That is why, over the past few years it has pursued diversification of energy supplies and increased its efforts in energy exploration in adjacent waters, including the Mediterranean Sea. This has directly affected its policy on Libya.

When the second Libyan civil war in 2014 broke out, as Haftar sought to unite Libya under his rule, Turkey did not seem interested in playing any major role in the Libyan conflict. Its attention was focused on next-door Syria and on other immediate threats. Turkish support for the Tripoli-based GNA was limited to media and diplomatic backing.

The establishment of the East Med Gas Forum (EMGF) in early 2019 by Egypt, Greece, Cyprus, Israel, Italy, Jordan and the Palestinian Authority (PA) increased Turkey’s sense of insecurity, as it was excluded from this regional arrangement to transform the Eastern Mediterranean into a major energy hub.

It was then that Libya emerged as Turkey’s most promising opportunity to counter efforts to isolate it. Increasing hostility by Egypt and the UAE also hastened this change of policy.

In November 2019, the Turkish government signed an agreement with the GNA on maritime jurisdictions in the Mediterranean, which fundamentally altered the boundaries of the exclusive economic zones in the eastern Mediterranean, signalling Turkey’s intent to block any project to export energy to Europe without its consent. Hence, the survival of the GNA in Tripoli became a core Turkish interest. When Haftar renewed his offensive on Tripoli earlier this year, Turkey put its weight behind the GNA, changing the dynamic of the Libyan conflict.

Regional rivalry with the UAE, which Turkey suspects of being involved in the 2016 coup attempt and in supporting the YPG and the PKK, also prompted it in 2017 to take action on the blockade against Qatar, its main Arab ally and an increasingly important gas supplier.

The Turkish government interpreted the actions by the UAE, Saudi Arabia, Bahrain and Egypt as an attempt to carry out regime change in Doha – a sort of a follow-up on the coup attempt in Turkey.

Since 2011, Abu Dhabi, along with its allies in Riyadh, has sought to undermine the rise of Islamist-leaning forces across the Arab world who Ankara has found common ground with. In 2013, the UAE helped orchestrate the military coup against Egypt’s democratically elected President Mohamed Morsi.

After the coup attempt failed in Turkey, the UAE urged Saudi Arabia and other regional allies to go after Qatar. By supporting Qatar, Turkey was in fact defending itself and shoring up its position vis-a-vis its rival. The Turkish parliament rushed to ratify the military agreement with Doha and troops were dispatched to the allied country to deter possible Saudi-Emirati military action.

Thus, behind what appears to be an aggressive Turkish foreign policy lies a defensive pragmatism rather than an ambition to restore Ottoman glory. Indeed, in most of its power projection undertakings, Turkey’s hand has been forced by external circumstances, rather than an expansionist drive. This is one of the many consequences of the US pivot out of the Middle East.
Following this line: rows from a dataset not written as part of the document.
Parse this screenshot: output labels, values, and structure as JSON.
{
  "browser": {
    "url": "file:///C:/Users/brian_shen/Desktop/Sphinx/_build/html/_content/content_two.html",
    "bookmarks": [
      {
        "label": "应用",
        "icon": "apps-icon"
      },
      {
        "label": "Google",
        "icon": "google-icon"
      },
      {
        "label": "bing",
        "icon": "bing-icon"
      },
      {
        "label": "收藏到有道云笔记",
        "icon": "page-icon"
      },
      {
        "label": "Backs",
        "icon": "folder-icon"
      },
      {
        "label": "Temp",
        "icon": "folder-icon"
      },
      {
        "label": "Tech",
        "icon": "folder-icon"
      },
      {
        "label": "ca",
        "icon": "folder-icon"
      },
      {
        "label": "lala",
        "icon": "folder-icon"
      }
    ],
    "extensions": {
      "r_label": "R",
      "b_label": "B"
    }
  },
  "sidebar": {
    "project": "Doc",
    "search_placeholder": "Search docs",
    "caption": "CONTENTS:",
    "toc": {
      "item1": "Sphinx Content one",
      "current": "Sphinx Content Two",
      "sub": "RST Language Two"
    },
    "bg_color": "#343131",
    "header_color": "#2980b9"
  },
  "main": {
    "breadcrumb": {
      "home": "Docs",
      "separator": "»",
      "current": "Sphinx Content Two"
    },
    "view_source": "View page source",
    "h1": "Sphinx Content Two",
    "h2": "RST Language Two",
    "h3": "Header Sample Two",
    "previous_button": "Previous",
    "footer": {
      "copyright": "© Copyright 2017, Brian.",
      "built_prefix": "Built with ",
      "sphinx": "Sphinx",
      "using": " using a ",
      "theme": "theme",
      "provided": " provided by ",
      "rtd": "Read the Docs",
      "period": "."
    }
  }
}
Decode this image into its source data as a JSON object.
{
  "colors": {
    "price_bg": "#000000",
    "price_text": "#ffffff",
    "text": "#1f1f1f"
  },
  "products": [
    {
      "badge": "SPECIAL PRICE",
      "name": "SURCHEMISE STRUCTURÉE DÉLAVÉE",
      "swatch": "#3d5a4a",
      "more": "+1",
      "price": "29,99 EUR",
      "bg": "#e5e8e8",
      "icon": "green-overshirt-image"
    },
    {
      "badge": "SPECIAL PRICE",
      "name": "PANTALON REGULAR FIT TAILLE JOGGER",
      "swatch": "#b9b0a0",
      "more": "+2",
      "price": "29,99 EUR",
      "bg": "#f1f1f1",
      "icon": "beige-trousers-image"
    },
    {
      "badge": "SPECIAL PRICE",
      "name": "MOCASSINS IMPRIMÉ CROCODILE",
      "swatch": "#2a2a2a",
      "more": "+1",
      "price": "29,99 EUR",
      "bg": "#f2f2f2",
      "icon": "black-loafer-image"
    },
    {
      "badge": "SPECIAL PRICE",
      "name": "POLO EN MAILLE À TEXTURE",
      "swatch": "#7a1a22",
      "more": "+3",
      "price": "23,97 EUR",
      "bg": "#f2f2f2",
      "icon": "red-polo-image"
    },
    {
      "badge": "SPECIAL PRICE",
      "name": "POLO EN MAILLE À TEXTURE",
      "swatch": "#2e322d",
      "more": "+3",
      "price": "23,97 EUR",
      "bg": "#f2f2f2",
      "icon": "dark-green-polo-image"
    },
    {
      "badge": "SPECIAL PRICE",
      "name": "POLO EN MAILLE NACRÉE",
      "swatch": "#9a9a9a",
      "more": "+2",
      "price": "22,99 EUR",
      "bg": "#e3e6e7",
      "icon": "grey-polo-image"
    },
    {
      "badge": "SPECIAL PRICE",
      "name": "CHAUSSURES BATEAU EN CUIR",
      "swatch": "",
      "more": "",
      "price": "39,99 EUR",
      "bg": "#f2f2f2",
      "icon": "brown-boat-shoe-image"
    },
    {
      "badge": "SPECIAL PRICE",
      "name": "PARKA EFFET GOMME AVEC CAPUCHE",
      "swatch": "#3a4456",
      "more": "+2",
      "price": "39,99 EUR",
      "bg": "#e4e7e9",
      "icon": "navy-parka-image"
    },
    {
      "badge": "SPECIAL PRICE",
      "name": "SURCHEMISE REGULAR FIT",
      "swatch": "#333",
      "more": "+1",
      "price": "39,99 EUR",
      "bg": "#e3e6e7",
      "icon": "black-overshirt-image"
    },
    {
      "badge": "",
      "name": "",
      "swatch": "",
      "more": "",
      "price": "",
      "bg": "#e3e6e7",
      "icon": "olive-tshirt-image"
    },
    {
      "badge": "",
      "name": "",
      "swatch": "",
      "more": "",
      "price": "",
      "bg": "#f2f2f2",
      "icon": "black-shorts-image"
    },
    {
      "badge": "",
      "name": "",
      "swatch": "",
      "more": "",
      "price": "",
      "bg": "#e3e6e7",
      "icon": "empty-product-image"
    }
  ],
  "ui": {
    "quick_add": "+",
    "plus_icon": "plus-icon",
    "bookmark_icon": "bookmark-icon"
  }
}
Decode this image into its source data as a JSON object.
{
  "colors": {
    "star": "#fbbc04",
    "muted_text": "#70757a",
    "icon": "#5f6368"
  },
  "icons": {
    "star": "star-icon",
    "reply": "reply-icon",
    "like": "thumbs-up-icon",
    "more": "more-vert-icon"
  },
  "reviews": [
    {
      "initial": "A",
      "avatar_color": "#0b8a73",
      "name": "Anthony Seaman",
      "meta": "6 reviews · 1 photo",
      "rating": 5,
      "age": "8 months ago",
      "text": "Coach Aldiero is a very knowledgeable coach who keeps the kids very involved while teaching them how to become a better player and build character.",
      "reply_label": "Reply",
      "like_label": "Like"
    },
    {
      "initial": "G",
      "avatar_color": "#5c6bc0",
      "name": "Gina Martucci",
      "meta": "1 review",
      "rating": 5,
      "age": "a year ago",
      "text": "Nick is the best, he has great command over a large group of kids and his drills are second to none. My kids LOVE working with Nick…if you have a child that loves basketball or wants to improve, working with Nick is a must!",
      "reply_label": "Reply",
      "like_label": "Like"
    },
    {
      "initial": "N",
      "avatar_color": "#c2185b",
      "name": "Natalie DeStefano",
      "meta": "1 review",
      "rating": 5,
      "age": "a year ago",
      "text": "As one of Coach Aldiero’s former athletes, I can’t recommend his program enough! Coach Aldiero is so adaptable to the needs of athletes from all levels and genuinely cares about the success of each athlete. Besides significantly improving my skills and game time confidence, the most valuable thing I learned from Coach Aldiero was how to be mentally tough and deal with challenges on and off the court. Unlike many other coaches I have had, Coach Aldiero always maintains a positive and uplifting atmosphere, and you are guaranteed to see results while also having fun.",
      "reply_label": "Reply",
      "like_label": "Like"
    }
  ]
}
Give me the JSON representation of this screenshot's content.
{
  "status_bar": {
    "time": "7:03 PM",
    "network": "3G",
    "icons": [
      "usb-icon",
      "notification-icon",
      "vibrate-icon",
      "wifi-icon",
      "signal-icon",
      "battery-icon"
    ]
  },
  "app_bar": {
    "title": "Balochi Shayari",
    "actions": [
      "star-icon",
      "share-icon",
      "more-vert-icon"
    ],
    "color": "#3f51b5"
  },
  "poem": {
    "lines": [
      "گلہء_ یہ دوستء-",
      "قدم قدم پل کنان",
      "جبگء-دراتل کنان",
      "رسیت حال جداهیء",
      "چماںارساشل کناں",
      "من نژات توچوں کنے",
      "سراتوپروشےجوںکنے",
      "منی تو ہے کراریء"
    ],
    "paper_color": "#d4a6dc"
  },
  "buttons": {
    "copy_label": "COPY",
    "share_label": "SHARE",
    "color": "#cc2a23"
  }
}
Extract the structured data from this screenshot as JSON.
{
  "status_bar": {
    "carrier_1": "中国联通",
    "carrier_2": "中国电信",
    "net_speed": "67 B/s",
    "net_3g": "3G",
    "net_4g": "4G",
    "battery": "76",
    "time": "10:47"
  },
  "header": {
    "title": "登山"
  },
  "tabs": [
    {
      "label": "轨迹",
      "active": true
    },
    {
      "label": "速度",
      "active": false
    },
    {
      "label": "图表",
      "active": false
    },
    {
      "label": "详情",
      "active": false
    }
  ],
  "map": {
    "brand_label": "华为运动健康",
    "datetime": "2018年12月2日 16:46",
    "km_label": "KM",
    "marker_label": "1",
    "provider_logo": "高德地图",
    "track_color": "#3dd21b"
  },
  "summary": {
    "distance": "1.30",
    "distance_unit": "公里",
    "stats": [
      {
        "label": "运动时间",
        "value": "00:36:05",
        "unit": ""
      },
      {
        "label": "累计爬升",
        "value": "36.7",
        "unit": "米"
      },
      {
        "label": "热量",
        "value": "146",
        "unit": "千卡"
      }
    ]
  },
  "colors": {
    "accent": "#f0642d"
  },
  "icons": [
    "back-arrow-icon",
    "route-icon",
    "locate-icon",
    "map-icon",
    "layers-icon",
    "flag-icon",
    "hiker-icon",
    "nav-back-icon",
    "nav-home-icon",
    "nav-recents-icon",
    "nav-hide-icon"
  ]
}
The views expressed in this article are the author’s own and do not necessarily reflect Al Jazeera’s editorial stance.